--- Problem details ---
Examine each line of the data. Copy those that contain the string "IMAGES".
[Start of section]
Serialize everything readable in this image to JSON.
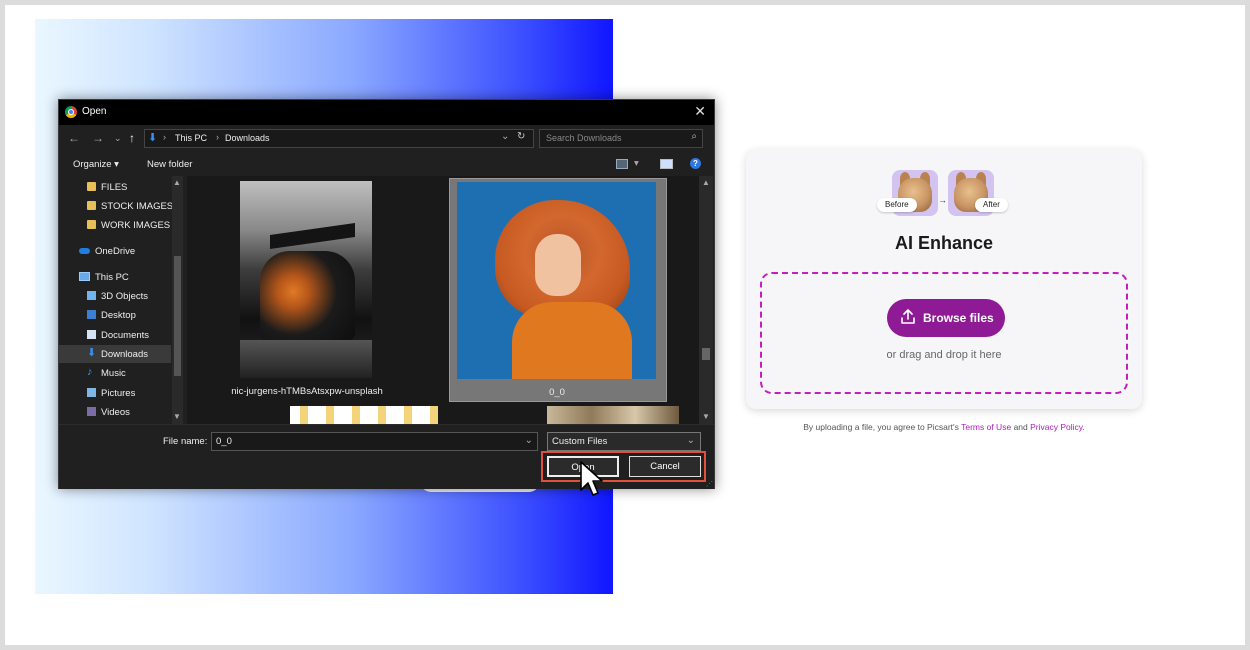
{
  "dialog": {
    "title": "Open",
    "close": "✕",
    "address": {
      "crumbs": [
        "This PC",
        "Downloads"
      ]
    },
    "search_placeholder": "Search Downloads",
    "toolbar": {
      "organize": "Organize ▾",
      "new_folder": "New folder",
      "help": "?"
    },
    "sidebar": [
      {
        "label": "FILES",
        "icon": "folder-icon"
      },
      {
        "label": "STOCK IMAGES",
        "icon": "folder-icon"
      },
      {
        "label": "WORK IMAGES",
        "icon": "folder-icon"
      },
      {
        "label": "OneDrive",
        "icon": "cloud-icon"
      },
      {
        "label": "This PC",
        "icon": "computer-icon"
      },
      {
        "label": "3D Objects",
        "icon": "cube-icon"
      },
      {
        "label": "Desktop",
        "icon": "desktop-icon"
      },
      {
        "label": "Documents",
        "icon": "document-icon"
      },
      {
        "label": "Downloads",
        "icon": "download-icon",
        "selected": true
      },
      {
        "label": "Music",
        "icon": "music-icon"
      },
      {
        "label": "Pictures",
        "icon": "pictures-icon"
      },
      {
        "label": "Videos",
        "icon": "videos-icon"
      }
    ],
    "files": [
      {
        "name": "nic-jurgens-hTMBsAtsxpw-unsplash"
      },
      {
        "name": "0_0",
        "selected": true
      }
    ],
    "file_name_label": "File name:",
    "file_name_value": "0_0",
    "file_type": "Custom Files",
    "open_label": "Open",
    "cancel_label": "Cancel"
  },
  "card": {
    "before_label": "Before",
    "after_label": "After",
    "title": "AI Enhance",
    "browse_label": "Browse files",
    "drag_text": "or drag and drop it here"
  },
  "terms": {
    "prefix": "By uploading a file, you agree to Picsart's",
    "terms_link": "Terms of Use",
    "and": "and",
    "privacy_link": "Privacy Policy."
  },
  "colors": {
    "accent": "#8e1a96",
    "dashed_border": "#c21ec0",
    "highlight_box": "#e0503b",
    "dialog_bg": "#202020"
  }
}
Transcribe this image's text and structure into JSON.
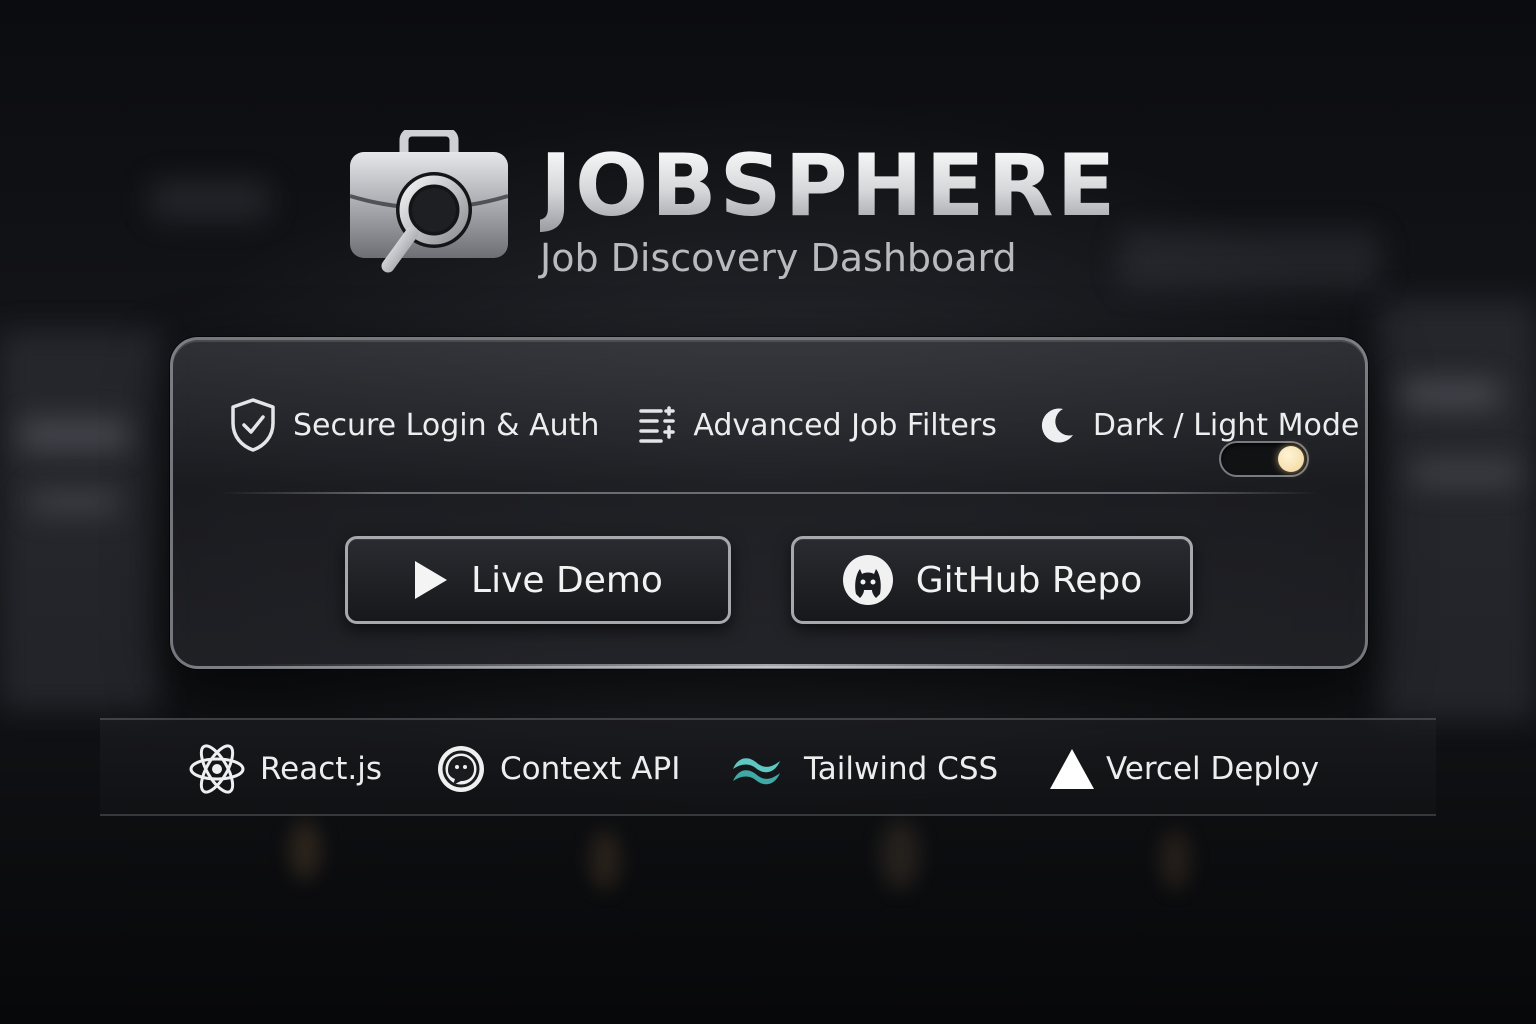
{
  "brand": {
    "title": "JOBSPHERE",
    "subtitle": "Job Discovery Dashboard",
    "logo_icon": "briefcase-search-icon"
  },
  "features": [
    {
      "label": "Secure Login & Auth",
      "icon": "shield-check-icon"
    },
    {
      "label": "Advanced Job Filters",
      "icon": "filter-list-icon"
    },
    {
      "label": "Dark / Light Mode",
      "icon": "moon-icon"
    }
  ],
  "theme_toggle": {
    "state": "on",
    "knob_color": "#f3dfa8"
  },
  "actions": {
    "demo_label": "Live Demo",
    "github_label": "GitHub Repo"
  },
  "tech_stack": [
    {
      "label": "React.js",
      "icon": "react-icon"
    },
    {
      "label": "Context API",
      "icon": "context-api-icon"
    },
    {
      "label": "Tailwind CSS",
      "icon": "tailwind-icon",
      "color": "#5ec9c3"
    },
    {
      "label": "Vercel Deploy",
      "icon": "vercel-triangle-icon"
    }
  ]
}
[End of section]
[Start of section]
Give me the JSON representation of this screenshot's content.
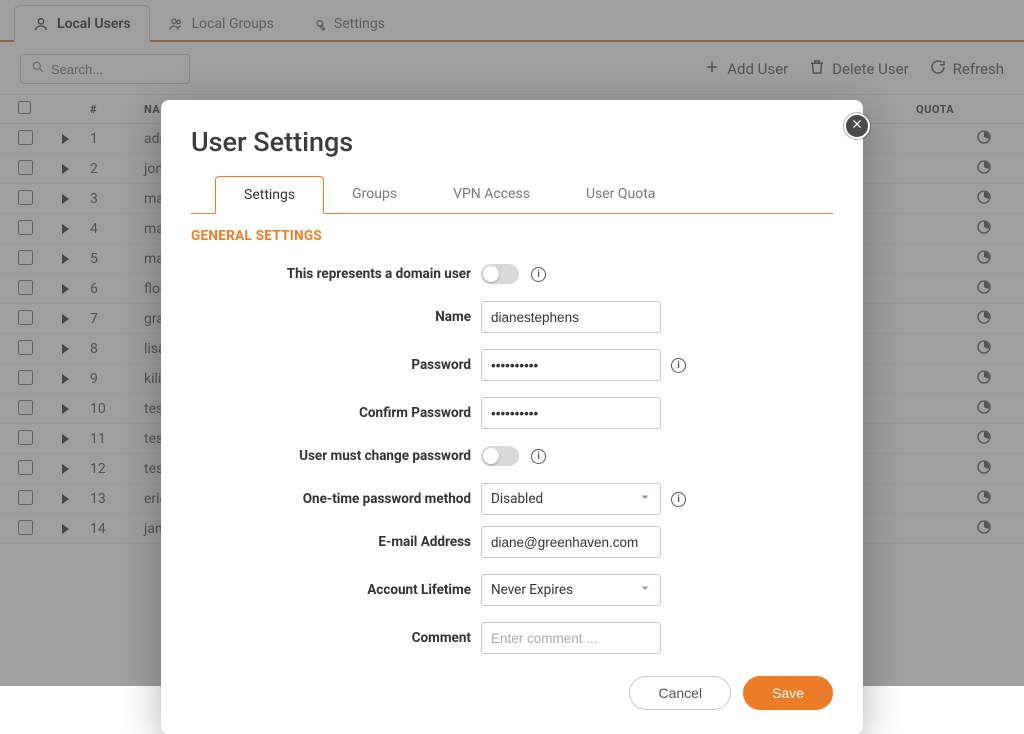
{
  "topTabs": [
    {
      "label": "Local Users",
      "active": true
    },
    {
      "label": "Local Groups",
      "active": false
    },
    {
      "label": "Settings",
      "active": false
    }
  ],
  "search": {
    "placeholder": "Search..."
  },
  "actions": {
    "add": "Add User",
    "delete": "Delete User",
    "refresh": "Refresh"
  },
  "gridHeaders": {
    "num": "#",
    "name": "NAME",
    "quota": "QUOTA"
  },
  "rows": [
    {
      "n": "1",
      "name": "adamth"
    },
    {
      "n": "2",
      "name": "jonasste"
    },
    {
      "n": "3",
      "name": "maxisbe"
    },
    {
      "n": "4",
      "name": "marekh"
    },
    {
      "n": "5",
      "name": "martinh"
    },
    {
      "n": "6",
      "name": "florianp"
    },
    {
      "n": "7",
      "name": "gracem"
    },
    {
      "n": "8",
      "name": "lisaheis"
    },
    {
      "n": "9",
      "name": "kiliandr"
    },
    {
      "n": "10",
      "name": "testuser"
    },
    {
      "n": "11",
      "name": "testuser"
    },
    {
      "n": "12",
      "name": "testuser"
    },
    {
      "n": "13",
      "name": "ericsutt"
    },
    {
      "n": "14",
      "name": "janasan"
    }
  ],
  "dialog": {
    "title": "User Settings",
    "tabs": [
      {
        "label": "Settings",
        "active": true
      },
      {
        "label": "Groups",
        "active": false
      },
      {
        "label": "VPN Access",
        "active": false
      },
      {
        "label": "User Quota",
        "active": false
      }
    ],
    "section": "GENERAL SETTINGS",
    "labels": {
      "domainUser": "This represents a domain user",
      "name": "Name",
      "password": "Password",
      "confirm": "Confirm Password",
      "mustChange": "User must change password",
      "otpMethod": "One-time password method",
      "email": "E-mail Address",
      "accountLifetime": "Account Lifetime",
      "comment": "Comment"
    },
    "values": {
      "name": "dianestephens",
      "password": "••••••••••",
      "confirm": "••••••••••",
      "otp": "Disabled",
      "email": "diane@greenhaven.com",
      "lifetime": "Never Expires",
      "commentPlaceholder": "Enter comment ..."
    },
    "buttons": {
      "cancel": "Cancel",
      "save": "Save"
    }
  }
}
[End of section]
--- Answer below ---
        "label": "STOCK IMAGES",
        "label": "WORK IMAGES",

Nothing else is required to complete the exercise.